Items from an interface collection
--- START ---

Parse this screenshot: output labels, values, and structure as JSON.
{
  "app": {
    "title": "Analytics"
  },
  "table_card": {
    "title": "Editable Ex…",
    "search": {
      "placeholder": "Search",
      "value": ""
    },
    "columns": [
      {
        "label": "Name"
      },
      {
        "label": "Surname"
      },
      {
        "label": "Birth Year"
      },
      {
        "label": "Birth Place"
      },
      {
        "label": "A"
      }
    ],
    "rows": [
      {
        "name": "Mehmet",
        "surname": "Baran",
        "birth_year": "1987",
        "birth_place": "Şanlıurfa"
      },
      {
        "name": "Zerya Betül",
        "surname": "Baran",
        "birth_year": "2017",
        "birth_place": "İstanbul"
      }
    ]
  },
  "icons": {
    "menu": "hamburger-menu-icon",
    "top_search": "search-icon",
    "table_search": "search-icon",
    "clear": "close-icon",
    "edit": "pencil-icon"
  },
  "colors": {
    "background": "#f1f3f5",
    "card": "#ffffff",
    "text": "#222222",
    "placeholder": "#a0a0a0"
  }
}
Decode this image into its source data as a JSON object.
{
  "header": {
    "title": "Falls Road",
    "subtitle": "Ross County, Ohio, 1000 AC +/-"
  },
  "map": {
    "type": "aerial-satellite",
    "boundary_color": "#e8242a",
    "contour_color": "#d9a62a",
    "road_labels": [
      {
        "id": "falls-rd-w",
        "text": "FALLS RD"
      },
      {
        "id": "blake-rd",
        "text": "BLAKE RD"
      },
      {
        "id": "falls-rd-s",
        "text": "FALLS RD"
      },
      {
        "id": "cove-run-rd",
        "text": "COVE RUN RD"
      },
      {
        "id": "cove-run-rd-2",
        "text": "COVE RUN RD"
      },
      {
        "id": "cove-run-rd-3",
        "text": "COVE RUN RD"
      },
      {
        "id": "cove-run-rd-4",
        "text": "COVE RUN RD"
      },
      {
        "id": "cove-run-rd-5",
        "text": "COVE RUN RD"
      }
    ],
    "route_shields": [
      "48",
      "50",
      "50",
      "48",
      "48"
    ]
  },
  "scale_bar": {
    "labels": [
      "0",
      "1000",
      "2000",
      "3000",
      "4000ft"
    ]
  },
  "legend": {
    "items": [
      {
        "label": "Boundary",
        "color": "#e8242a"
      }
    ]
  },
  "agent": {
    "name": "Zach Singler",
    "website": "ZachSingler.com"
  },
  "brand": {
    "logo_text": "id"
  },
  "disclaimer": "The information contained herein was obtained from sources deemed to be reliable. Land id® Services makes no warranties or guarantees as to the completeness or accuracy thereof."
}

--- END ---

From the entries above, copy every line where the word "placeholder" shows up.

### Output of the task
      "placeholder": "Search",
    "placeholder": "#a0a0a0"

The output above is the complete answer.